**TASK GOAL**
Your response should consist of the lines below, printed exactly.

(Records from a data source)
● ● ● ● ●

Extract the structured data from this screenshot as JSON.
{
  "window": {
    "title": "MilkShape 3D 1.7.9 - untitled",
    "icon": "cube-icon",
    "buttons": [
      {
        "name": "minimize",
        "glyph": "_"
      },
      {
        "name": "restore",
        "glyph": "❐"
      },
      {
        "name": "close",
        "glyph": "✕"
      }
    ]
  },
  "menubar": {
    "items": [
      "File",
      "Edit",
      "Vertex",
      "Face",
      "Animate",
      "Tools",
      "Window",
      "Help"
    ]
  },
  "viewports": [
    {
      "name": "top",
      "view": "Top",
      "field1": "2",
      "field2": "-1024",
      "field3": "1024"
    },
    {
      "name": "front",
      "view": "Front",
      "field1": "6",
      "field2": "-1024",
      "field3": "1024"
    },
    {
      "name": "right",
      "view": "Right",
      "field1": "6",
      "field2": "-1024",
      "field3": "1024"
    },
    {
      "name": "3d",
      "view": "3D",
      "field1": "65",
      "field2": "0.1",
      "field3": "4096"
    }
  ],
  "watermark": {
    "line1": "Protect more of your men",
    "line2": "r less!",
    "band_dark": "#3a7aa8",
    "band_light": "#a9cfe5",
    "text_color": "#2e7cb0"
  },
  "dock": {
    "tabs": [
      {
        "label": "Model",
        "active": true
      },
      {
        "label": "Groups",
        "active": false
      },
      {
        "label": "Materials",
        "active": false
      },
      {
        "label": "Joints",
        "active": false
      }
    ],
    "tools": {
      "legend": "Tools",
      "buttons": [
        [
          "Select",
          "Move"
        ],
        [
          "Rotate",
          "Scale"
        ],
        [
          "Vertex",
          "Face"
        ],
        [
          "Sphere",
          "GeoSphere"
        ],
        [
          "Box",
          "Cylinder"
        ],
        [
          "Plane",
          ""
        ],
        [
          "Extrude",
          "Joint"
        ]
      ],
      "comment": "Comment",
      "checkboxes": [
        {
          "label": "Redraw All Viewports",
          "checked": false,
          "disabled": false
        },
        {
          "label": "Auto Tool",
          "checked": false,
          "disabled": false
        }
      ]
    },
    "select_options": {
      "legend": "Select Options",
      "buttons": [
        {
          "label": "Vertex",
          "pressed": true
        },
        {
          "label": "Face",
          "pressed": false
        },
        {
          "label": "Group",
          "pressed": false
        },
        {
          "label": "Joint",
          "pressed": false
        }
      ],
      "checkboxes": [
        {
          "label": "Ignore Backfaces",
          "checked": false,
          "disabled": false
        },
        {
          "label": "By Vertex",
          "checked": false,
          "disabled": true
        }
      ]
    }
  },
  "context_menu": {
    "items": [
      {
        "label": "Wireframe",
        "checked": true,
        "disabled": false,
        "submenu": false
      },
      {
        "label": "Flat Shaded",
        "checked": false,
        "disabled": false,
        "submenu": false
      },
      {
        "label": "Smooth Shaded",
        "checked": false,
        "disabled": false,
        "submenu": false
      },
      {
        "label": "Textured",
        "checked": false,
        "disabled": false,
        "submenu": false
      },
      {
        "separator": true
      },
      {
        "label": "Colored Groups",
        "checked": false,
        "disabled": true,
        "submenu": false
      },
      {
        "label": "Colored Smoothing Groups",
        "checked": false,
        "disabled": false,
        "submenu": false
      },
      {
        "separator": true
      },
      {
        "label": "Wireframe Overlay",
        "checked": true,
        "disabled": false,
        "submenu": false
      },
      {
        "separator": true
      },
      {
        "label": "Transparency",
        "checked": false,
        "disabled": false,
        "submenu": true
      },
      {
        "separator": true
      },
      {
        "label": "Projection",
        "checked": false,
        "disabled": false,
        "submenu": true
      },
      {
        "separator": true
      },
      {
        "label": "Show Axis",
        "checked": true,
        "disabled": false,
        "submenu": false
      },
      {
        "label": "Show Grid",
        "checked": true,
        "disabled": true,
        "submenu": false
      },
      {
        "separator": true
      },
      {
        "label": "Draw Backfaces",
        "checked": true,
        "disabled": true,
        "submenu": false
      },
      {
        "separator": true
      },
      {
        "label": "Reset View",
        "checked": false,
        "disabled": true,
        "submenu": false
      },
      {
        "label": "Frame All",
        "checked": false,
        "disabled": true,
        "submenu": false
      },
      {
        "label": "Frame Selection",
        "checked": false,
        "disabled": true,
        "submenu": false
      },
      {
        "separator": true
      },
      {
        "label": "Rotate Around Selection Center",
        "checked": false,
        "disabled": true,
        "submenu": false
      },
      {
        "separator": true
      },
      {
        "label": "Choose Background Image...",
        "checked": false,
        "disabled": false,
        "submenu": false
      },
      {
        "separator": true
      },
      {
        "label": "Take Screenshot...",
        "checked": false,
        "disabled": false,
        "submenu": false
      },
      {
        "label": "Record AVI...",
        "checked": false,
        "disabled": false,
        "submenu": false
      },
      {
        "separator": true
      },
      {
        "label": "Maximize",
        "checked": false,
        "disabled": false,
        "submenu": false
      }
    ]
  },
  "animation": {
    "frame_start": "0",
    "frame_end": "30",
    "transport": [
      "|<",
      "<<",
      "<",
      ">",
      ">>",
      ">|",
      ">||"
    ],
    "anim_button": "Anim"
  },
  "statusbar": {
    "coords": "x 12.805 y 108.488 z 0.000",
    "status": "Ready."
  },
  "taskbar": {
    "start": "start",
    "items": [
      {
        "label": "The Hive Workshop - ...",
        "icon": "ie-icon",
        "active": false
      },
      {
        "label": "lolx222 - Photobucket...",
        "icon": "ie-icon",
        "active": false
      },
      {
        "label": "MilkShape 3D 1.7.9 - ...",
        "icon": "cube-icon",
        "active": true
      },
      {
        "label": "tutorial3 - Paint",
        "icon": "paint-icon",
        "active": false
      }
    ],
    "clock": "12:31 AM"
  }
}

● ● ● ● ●

**TASK RESPONSE**
Extract the structured data from this screenshot as JSON.
{
  "window": {
    "title": "MilkShape 3D 1.7.9 - untitled",
    "icon": "cube-icon",
    "buttons": [
      {
        "name": "minimize",
        "glyph": "_"
      },
      {
        "name": "restore",
        "glyph": "❐"
      },
      {
        "name": "close",
        "glyph": "✕"
      }
    ]
  },
  "menubar": {
    "items": [
      "File",
      "Edit",
      "Vertex",
      "Face",
      "Animate",
      "Tools",
      "Window",
      "Help"
    ]
  },
  "viewports": [
    {
      "name": "top",
      "view": "Top",
      "field1": "2",
      "field2": "-1024",
      "field3": "1024"
    },
    {
      "name": "front",
      "view": "Front",
      "field1": "6",
      "field2": "-1024",
      "field3": "1024"
    },
    {
      "name": "right",
      "view": "Right",
      "field1": "6",
      "field2": "-1024",
      "field3": "1024"
    },
    {
      "name": "3d",
      "view": "3D",
      "field1": "65",
      "field2": "0.1",
      "field3": "4096"
    }
  ],
  "watermark": {
    "line1": "Protect more of your men",
    "line2": "r less!",
    "band_dark": "#3a7aa8",
    "band_light": "#a9cfe5",
    "text_color": "#2e7cb0"
  },
  "dock": {
    "tabs": [
      {
        "label": "Model",
        "active": true
      },
      {
        "label": "Groups",
        "active": false
      },
      {
        "label": "Materials",
        "active": false
      },
      {
        "label": "Joints",
        "active": false
      }
    ],
    "tools": {
      "legend": "Tools",
      "buttons": [
        [
          "Select",
          "Move"
        ],
        [
          "Rotate",
          "Scale"
        ],
        [
          "Vertex",
          "Face"
        ],
        [
          "Sphere",
          "GeoSphere"
        ],
        [
          "Box",
          "Cylinder"
        ],
        [
          "Plane",
          ""
        ],
        [
          "Extrude",
          "Joint"
        ]
      ],
      "comment": "Comment",
      "checkboxes": [
        {
          "label": "Redraw All Viewports",
          "checked": false,
          "disabled": false
        },
        {
          "label": "Auto Tool",
          "checked": false,
          "disabled": false
        }
      ]
    },
    "select_options": {
      "legend": "Select Options",
      "buttons": [
        {
          "label": "Vertex",
          "pressed": true
        },
        {
          "label": "Face",
          "pressed": false
        },
        {
          "label": "Group",
          "pressed": false
        },
        {
          "label": "Joint",
          "pressed": false
        }
      ],
      "checkboxes": [
        {
          "label": "Ignore Backfaces",
          "checked": false,
          "disabled": false
        },
        {
          "label": "By Vertex",
          "checked": false,
          "disabled": true
        }
      ]
    }
  },
  "context_menu": {
    "items": [
      {
        "label": "Wireframe",
        "checked": true,
        "disabled": false,
        "submenu": false
      },
      {
        "label": "Flat Shaded",
        "checked": false,
        "disabled": false,
        "submenu": false
      },
      {
        "label": "Smooth Shaded",
        "checked": false,
        "disabled": false,
        "submenu": false
      },
      {
        "label": "Textured",
        "checked": false,
        "disabled": false,
        "submenu": false
      },
      {
        "separator": true
      },
      {
        "label": "Colored Groups",
        "checked": false,
        "disabled": true,
        "submenu": false
      },
      {
        "label": "Colored Smoothing Groups",
        "checked": false,
        "disabled": false,
        "submenu": false
      },
      {
        "separator": true
      },
      {
        "label": "Wireframe Overlay",
        "checked": true,
        "disabled": false,
        "submenu": false
      },
      {
        "separator": true
      },
      {
        "label": "Transparency",
        "checked": false,
        "disabled": false,
        "submenu": true
      },
      {
        "separator": true
      },
      {
        "label": "Projection",
        "checked": false,
        "disabled": false,
        "submenu": true
      },
      {
        "separator": true
      },
      {
        "label": "Show Axis",
        "checked": true,
        "disabled": false,
        "submenu": false
      },
      {
        "label": "Show Grid",
        "checked": true,
        "disabled": true,
        "submenu": false
      },
      {
        "separator": true
      },
      {
        "label": "Draw Backfaces",
        "checked": true,
        "disabled": true,
        "submenu": false
      },
      {
        "separator": true
      },
      {
        "label": "Reset View",
        "checked": false,
        "disabled": true,
        "submenu": false
      },
      {
        "label": "Frame All",
        "checked": false,
        "disabled": true,
        "submenu": false
      },
      {
        "label": "Frame Selection",
        "checked": false,
        "disabled": true,
        "submenu": false
      },
      {
        "separator": true
      },
      {
        "label": "Rotate Around Selection Center",
        "checked": false,
        "disabled": true,
        "submenu": false
      },
      {
        "separator": true
      },
      {
        "label": "Choose Background Image...",
        "checked": false,
        "disabled": false,
        "submenu": false
      },
      {
        "separator": true
      },
      {
        "label": "Take Screenshot...",
        "checked": false,
        "disabled": false,
        "submenu": false
      },
      {
        "label": "Record AVI...",
        "checked": false,
        "disabled": false,
        "submenu": false
      },
      {
        "separator": true
      },
      {
        "label": "Maximize",
        "checked": false,
        "disabled": false,
        "submenu": false
      }
    ]
  },
  "animation": {
    "frame_start": "0",
    "frame_end": "30",
    "transport": [
      "|<",
      "<<",
      "<",
      ">",
      ">>",
      ">|",
      ">||"
    ],
    "anim_button": "Anim"
  },
  "statusbar": {
    "coords": "x 12.805 y 108.488 z 0.000",
    "status": "Ready."
  },
  "taskbar": {
    "start": "start",
    "items": [
      {
        "label": "The Hive Workshop - ...",
        "icon": "ie-icon",
        "active": false
      },
      {
        "label": "lolx222 - Photobucket...",
        "icon": "ie-icon",
        "active": false
      },
      {
        "label": "MilkShape 3D 1.7.9 - ...",
        "icon": "cube-icon",
        "active": true
      },
      {
        "label": "tutorial3 - Paint",
        "icon": "paint-icon",
        "active": false
      }
    ],
    "clock": "12:31 AM"
  }
}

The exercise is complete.